Published September 12, 2022
On September 12, EPPC Fellow Rachel N. Morrison and Kate O’Beirne Senior Fellow Mary Rice Hasson submitted a public comment opposing a proposed rule by the U.S. Department of Education that would alter and expand the scope sex discrimination in Title IX regulations. (You can read Rachel’s summary of the proposed rule here.)
The Proposed Rule would define discrimination on the basis of sex in education to include (“at a minimum”) discrimination on the basis of: sexual orientation, gender identity, sex stereotypes, sex characteristics, and pregnancy or related conditions.
As the scholars summarize:

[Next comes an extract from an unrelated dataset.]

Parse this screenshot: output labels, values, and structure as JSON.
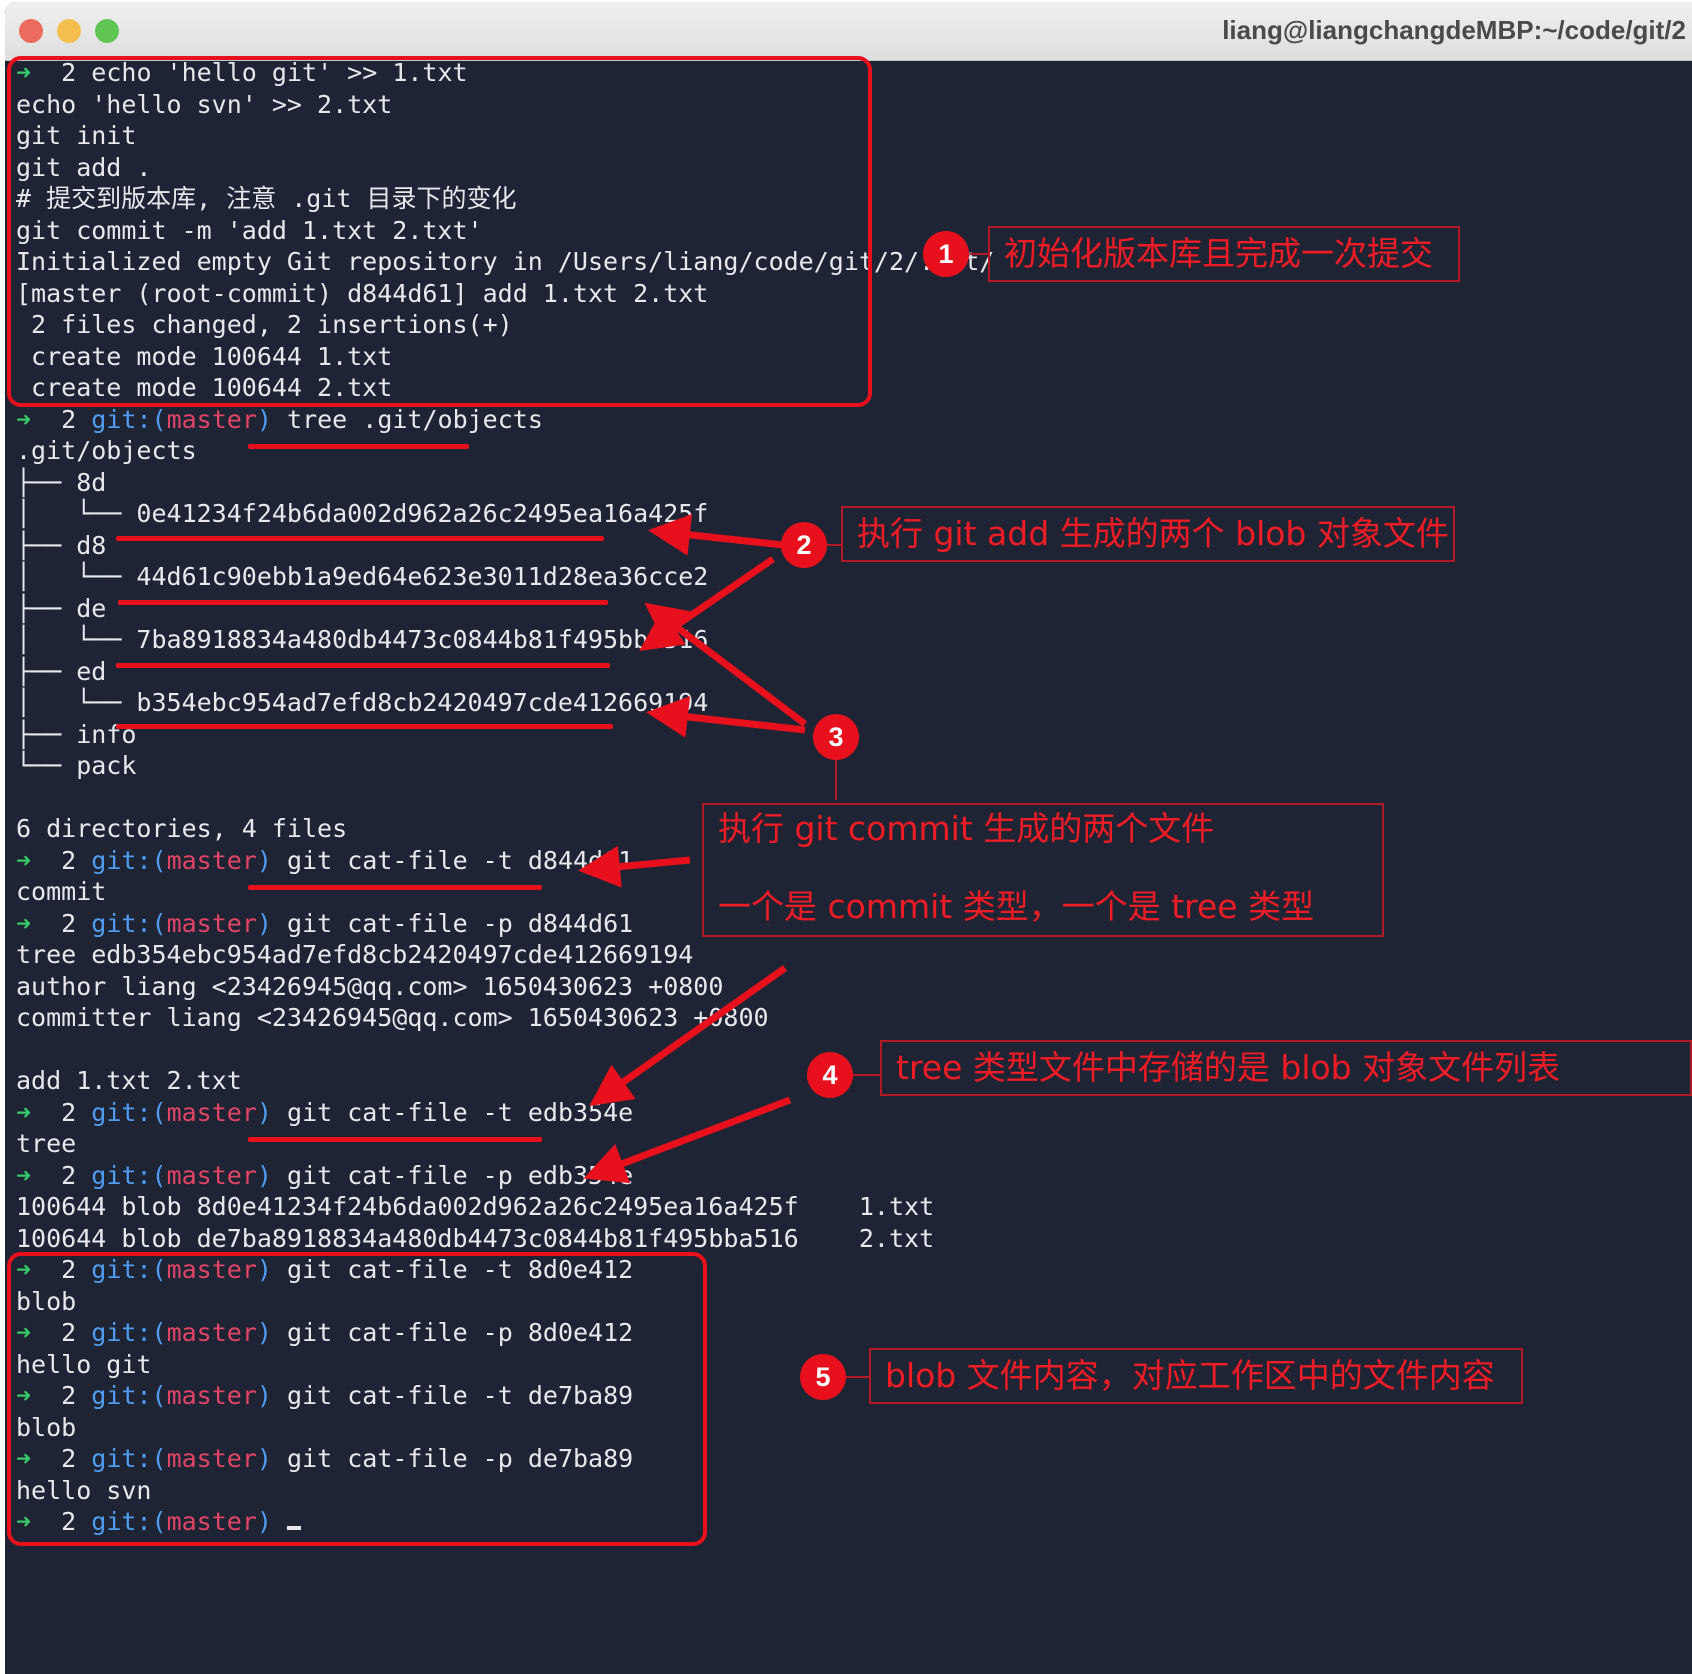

The Proposed Rule radically rewrites Title IX of the Education Amendments of 1972, landmark federal civil rights law that prohibits sex discrimination in education. As proposed, the rule is arbitrary and capricious, exceeds statutory authority, and is unlawful and unconstitutional. The rationale for the proposed changes is unsupported by substantial evidence. The Proposed Rule contradicts long-standing scientific understandings of the human person and places ideology ahead of sound policy. It turns the clock back on girls’ and women’s rights, tramples parental rights, harms children’s interests, and ignores religious freedom and free speech of students, employees, and religious educational institutions. We urge the Department to withdraw and abandon the Proposed Rule.
Regarding the addition of “gender identity,” the comment explains:
It’s not clear precisely what “gender identity” is (and ED fails to define the term), but it’s clear what it isn’t: “gender identity” is not the same as “biological sex.” In fact, the only thing that is certain when a person declares a “transgender,” “queer,” or “nonbinary” “gender identity” (or any of the terms listed in the Proposed Rule, 74 is that the person is rejecting a sex-based identity, determined by natal or biological sex. Consequently, redefining “sex” (a biological reality) to include “gender identity” (a contradictory self-perception) does violence to the express intent of Title IX and, as discussed below, jeopardizes the rights of the very people—females—it was designed to protect.
Rachel N. Morrison is a Fellow at the Ethics and Public Policy Center, where she directs EPPC’s HHS Accountability Project. An attorney, her legal and policy work focuses on religious liberty, health care rights of conscience, the right to life, nondiscrimination, and civil rights.